There were high expectations for the Samsung Galaxy S3 with highest ever level of pre-orders for an Android phone, and these expectations were exceeded in many ways when it was finally released yesterday.
What’s so special about the Samsung Galaxy S3 is that it may be the first Android smartphone with the ability to even convert iPhone users over to Google’s operating system.
Samsung Galaxy S3 puts Android on right track against rival Apple iPhone
With iPhone users being notoriously loyal, there is unlikely to be a huge deterioration in iPhone sales, but there is the feeling that demand for the Galaxy S3I, along with the upcoming rumored launch of an Android 5.0 Jellybean tablet by Google, will lead to a slightly more equal market share.
Here are a few of the whys and wherefores explaining the reasons for people transferring loyalty from the iPhone to Android devices:
Firstly and most obviously, there is the screen size. Android screens go up to 5.3 inches (Galaxy Note) as opposed to the iPhone’s standard 3.5 inches. The Samsung Galaxy S3 sits at a comfortable 4.8-inches.
Benefits of the larger screen aside, Android phones have also become as easy to use as iPhones, now all the creases of 2009/2010 have been ironed out. This is particularly so with Android 4.0 Ice Cream Sandwich and the coupled tweaks Samsung has added (Smart Stay, Buddy Share, S-Voice, S-Beam, etc).
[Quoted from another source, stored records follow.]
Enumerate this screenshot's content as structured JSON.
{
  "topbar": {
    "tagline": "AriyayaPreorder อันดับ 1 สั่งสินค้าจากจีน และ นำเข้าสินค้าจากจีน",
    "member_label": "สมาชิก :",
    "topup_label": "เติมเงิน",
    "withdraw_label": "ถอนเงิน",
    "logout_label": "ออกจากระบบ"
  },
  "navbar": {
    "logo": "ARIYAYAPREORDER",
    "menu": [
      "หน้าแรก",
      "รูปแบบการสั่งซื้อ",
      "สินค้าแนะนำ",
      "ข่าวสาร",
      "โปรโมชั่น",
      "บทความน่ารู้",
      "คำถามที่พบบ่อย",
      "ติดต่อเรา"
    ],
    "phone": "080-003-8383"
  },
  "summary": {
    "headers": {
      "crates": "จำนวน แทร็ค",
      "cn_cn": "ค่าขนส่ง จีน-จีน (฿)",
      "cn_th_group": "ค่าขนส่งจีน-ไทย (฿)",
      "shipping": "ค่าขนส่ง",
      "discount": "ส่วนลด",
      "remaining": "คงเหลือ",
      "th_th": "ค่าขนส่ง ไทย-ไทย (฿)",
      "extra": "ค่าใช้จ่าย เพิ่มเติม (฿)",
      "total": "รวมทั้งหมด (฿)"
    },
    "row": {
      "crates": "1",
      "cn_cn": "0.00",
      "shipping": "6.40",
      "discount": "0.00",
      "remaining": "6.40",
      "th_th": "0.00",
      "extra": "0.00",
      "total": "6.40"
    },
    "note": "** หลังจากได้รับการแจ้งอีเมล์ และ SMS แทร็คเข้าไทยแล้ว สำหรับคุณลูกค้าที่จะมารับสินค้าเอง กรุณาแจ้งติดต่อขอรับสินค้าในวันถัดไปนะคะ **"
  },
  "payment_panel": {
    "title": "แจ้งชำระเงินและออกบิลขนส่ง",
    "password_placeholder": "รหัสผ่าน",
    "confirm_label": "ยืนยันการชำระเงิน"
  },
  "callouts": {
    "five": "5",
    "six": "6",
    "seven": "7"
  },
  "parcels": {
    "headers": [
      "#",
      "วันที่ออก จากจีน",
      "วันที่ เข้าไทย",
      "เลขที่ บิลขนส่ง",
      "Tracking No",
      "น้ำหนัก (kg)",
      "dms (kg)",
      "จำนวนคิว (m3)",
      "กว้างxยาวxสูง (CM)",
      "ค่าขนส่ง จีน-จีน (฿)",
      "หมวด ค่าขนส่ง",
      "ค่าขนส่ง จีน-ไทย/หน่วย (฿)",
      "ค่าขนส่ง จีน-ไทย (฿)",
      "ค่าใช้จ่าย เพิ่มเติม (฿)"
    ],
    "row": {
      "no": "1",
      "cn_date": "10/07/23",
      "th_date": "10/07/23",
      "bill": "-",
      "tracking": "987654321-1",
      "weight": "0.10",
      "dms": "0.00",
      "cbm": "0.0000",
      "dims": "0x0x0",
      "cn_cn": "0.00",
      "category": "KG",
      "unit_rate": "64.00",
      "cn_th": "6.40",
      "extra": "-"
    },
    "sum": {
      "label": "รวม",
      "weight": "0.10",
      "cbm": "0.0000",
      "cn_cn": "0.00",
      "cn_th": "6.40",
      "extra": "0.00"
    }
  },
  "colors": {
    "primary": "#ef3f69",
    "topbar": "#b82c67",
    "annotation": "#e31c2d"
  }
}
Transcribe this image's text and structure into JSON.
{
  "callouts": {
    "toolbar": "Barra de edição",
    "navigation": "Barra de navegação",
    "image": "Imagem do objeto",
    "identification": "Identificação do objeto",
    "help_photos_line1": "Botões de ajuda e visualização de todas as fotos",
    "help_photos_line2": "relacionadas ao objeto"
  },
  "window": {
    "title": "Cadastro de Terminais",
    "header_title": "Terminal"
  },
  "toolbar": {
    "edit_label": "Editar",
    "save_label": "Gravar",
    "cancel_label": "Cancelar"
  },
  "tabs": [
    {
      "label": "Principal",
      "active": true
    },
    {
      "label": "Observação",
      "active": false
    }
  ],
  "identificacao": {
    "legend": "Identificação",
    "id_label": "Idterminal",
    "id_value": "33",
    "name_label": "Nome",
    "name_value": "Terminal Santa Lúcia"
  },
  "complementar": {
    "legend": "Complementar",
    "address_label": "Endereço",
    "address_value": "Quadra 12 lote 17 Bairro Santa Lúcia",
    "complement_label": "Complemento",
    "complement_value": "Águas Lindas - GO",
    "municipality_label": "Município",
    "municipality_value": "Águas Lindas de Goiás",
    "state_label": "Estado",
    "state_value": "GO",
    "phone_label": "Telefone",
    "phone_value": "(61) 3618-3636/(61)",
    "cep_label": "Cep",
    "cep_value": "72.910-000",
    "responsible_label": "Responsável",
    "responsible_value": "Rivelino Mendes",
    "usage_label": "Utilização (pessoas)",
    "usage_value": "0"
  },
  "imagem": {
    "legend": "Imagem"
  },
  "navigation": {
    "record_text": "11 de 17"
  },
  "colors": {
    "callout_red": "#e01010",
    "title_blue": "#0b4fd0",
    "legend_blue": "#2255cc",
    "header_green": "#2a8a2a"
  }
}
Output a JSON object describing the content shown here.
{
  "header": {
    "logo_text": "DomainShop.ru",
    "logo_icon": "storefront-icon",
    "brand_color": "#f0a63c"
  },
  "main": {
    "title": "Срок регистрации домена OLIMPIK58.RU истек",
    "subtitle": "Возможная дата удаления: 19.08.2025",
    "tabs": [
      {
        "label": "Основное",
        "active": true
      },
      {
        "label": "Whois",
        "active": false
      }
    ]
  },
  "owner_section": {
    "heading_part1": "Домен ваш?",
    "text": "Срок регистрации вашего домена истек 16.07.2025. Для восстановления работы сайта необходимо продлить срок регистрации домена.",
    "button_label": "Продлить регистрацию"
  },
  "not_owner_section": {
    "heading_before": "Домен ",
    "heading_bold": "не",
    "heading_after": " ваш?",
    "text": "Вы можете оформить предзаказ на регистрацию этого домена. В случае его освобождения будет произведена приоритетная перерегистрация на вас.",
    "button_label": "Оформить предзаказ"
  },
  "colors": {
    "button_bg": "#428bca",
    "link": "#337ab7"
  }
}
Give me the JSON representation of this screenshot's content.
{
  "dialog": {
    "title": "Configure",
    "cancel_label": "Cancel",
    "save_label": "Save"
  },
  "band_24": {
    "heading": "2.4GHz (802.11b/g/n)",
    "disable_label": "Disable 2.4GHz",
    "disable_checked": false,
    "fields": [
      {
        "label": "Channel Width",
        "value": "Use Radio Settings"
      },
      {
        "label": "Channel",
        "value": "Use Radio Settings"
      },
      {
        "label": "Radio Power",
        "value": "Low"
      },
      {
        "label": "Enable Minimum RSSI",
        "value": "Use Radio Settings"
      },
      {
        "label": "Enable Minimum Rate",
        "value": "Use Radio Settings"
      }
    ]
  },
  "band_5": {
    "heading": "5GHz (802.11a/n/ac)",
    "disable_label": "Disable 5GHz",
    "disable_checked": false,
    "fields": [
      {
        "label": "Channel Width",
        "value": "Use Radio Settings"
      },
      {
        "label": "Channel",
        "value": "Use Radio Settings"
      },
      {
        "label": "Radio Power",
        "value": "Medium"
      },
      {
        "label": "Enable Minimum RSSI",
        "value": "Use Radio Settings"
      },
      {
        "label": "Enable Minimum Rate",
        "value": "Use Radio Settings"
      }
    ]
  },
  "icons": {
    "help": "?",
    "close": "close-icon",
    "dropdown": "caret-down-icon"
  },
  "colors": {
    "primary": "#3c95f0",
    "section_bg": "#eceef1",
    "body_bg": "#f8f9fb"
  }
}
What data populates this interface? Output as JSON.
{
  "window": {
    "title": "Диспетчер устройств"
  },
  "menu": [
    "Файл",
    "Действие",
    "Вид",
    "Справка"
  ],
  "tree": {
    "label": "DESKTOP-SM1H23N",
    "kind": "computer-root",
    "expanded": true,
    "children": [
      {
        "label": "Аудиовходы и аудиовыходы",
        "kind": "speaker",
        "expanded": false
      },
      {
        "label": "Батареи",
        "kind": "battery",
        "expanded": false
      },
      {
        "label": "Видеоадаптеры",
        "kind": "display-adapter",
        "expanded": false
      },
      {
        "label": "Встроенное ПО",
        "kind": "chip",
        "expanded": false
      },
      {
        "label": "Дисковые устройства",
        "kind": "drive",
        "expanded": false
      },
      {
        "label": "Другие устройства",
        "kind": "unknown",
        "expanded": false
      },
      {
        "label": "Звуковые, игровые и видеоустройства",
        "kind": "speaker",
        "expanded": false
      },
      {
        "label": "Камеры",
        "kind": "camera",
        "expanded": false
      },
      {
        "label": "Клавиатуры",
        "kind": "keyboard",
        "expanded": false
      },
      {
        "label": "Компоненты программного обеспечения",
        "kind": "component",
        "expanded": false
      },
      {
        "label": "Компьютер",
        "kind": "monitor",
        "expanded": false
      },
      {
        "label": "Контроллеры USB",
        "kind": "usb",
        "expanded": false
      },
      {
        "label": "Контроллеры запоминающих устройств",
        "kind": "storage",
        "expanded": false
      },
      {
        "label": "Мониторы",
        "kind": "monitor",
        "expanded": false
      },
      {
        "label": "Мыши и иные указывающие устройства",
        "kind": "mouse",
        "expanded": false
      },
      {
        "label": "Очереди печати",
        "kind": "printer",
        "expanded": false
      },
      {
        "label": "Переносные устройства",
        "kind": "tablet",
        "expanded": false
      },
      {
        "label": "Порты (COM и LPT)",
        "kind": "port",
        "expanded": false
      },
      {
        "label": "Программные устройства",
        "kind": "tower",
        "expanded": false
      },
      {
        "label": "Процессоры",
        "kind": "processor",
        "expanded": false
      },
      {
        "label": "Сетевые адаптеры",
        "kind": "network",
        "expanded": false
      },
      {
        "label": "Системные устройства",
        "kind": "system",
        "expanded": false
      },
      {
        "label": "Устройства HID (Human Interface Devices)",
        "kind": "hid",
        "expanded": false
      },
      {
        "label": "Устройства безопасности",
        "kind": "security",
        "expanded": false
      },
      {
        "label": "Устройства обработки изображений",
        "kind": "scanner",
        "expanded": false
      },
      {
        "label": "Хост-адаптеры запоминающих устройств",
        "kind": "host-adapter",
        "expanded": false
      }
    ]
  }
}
Thirdly, Android has become easier to personalise. You can put whatever you like on your home page, unlike the iPhone where you are limited. On Android you can have headlines, weather, etc. With Android 4.0 Ice Cream Sandwich, the process of doing this has been greatly simplified by putting all homescreen ‘stickies’ under one window.
Fourthly, we have speed. The Samsung Galaxy S3 has a quad-core processor which increases performance greatly, and outperforms the iPhone easily along with the best on the market (it blew the HTC One X away in multiple benchmarks). Android phones also have access to 4G LTE which means faster speeds. With AT&T and Sprint already joining Verizon Wireless, LTE is becoming a norm.
Lastly, we are particularly impressed by how slimline most Android devices are, particularly in comparison to the iPhone, which looks surprisingly clunky and is heavier next to the Galaxy S3.
Regardless of all this, we are also impressed with Android after a chat with a number of Android makers at CES who all said that fewer Androids will be made in order to avoid saturating the market with sub-standard rushed Androids. Their aim now is go for ‘less is more’ by focusing their time and energy on great individual devices, like the Galaxy S3. This is just how Apple has been playing it all this while i.e. one iPhone to rule them all.
Building excitement for a device, as happened with the Galaxy S3 and as also happens with all Apple products, through press releases and big presentation style launches, has proved a great success. We believe it is likely that Google will follow in the same vein with its self-branded tablet and Android 5.0 Jellybean later this year.
Apple of course isn’t down and out for 2012. With rumors of an iPhone 5 coming as early as this fall and being heralded as the last iPhone designed by Steve Jobs, things can change again as easily.